▸ **Activity**: Repeat each entry as written, dropping any picture you find.

------------------------------

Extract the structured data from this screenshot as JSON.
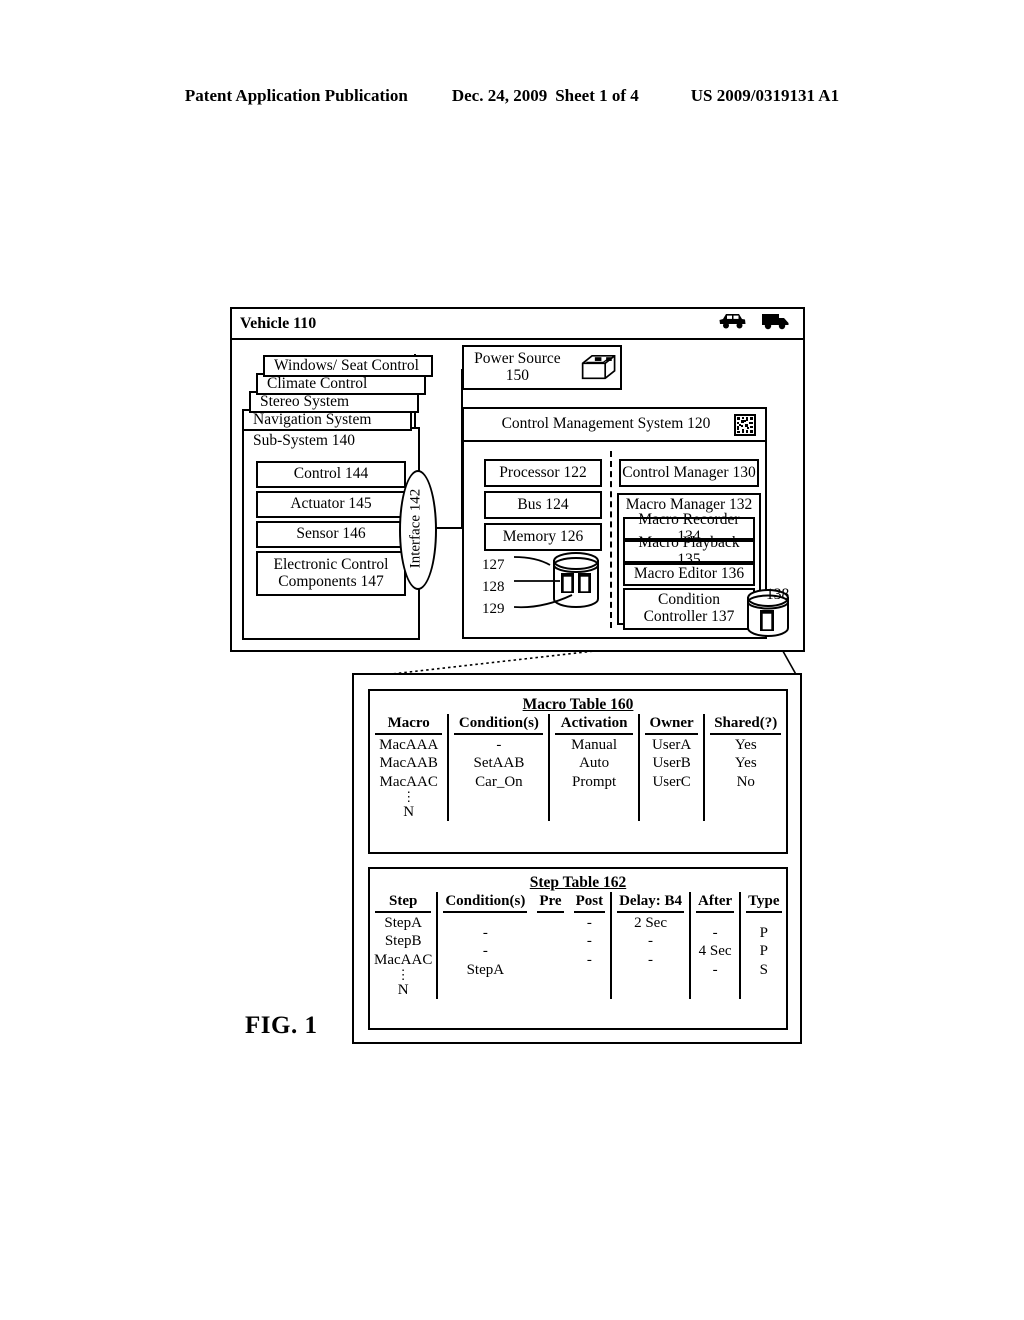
{
  "header": {
    "publication": "Patent Application Publication",
    "date": "Dec. 24, 2009",
    "sheet": "Sheet 1 of 4",
    "number": "US 2009/0319131 A1"
  },
  "figure_label": "FIG. 1",
  "vehicle": {
    "title": "Vehicle 110",
    "icons": [
      "car-icon",
      "truck-icon"
    ],
    "subsystem_stack": [
      "Windows/ Seat Control",
      "Climate Control",
      "Stereo System",
      "Navigation System"
    ],
    "subsystem": {
      "label": "Sub-System 140",
      "components": [
        "Control 144",
        "Actuator 145",
        "Sensor 146",
        "Electronic Control Components 147"
      ]
    },
    "interface": "Interface 142",
    "power_source": "Power Source 150",
    "power_source_icon": "battery-icon",
    "control_management_system": {
      "title": "Control Management System 120",
      "icon": "matrix-code-icon",
      "left_column": [
        "Processor 122",
        "Bus 124",
        "Memory 126"
      ],
      "memory_callouts": [
        "127",
        "128",
        "129"
      ],
      "memory_icon": "database-cylinder-icon",
      "right_column": {
        "control_manager": "Control Manager 130",
        "macro_manager": "Macro Manager 132",
        "macro_recorder": "Macro Recorder 134",
        "macro_playback": "Macro Playback 135",
        "macro_editor": "Macro Editor 136",
        "condition_controller": "Condition Controller 137"
      }
    },
    "database_138": {
      "label": "138",
      "icon": "database-cylinder-icon"
    }
  },
  "macro_table": {
    "title": "Macro Table 160",
    "columns": [
      "Macro",
      "Condition(s)",
      "Activation",
      "Owner",
      "Shared(?)"
    ],
    "rows": [
      [
        "MacAAA",
        "-",
        "Manual",
        "UserA",
        "Yes"
      ],
      [
        "MacAAB",
        "SetAAB",
        "Auto",
        "UserB",
        "Yes"
      ],
      [
        "MacAAC",
        "Car_On",
        "Prompt",
        "UserC",
        "No"
      ]
    ],
    "ellipsis": "⋮",
    "last_row": "N"
  },
  "step_table": {
    "title": "Step Table 162",
    "columns": [
      "Step",
      "Condition(s)",
      "Pre",
      "Post",
      "Delay: B4",
      "After",
      "Type"
    ],
    "step_names": [
      "StepA",
      "StepB",
      "MacAAC"
    ],
    "conditions": [
      "-",
      "-",
      "StepA"
    ],
    "pre": [
      "",
      "",
      ""
    ],
    "post": [
      "-",
      "-",
      "-"
    ],
    "delay_b4": [
      "2 Sec",
      "-",
      "-"
    ],
    "after": [
      "-",
      "4 Sec",
      "-"
    ],
    "type": [
      "P",
      "P",
      "S"
    ],
    "ellipsis": "⋮",
    "last_row": "N"
  }
}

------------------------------

▸ **Answer box**:
Extract the structured data from this screenshot as JSON.
{
  "header": {
    "publication": "Patent Application Publication",
    "date": "Dec. 24, 2009",
    "sheet": "Sheet 1 of 4",
    "number": "US 2009/0319131 A1"
  },
  "figure_label": "FIG. 1",
  "vehicle": {
    "title": "Vehicle 110",
    "icons": [
      "car-icon",
      "truck-icon"
    ],
    "subsystem_stack": [
      "Windows/ Seat Control",
      "Climate Control",
      "Stereo System",
      "Navigation System"
    ],
    "subsystem": {
      "label": "Sub-System 140",
      "components": [
        "Control 144",
        "Actuator 145",
        "Sensor 146",
        "Electronic Control Components 147"
      ]
    },
    "interface": "Interface 142",
    "power_source": "Power Source 150",
    "power_source_icon": "battery-icon",
    "control_management_system": {
      "title": "Control Management System 120",
      "icon": "matrix-code-icon",
      "left_column": [
        "Processor 122",
        "Bus 124",
        "Memory 126"
      ],
      "memory_callouts": [
        "127",
        "128",
        "129"
      ],
      "memory_icon": "database-cylinder-icon",
      "right_column": {
        "control_manager": "Control Manager 130",
        "macro_manager": "Macro Manager 132",
        "macro_recorder": "Macro Recorder 134",
        "macro_playback": "Macro Playback 135",
        "macro_editor": "Macro Editor 136",
        "condition_controller": "Condition Controller 137"
      }
    },
    "database_138": {
      "label": "138",
      "icon": "database-cylinder-icon"
    }
  },
  "macro_table": {
    "title": "Macro Table 160",
    "columns": [
      "Macro",
      "Condition(s)",
      "Activation",
      "Owner",
      "Shared(?)"
    ],
    "rows": [
      [
        "MacAAA",
        "-",
        "Manual",
        "UserA",
        "Yes"
      ],
      [
        "MacAAB",
        "SetAAB",
        "Auto",
        "UserB",
        "Yes"
      ],
      [
        "MacAAC",
        "Car_On",
        "Prompt",
        "UserC",
        "No"
      ]
    ],
    "ellipsis": "⋮",
    "last_row": "N"
  },
  "step_table": {
    "title": "Step Table 162",
    "columns": [
      "Step",
      "Condition(s)",
      "Pre",
      "Post",
      "Delay: B4",
      "After",
      "Type"
    ],
    "step_names": [
      "StepA",
      "StepB",
      "MacAAC"
    ],
    "conditions": [
      "-",
      "-",
      "StepA"
    ],
    "pre": [
      "",
      "",
      ""
    ],
    "post": [
      "-",
      "-",
      "-"
    ],
    "delay_b4": [
      "2 Sec",
      "-",
      "-"
    ],
    "after": [
      "-",
      "4 Sec",
      "-"
    ],
    "type": [
      "P",
      "P",
      "S"
    ],
    "ellipsis": "⋮",
    "last_row": "N"
  }
}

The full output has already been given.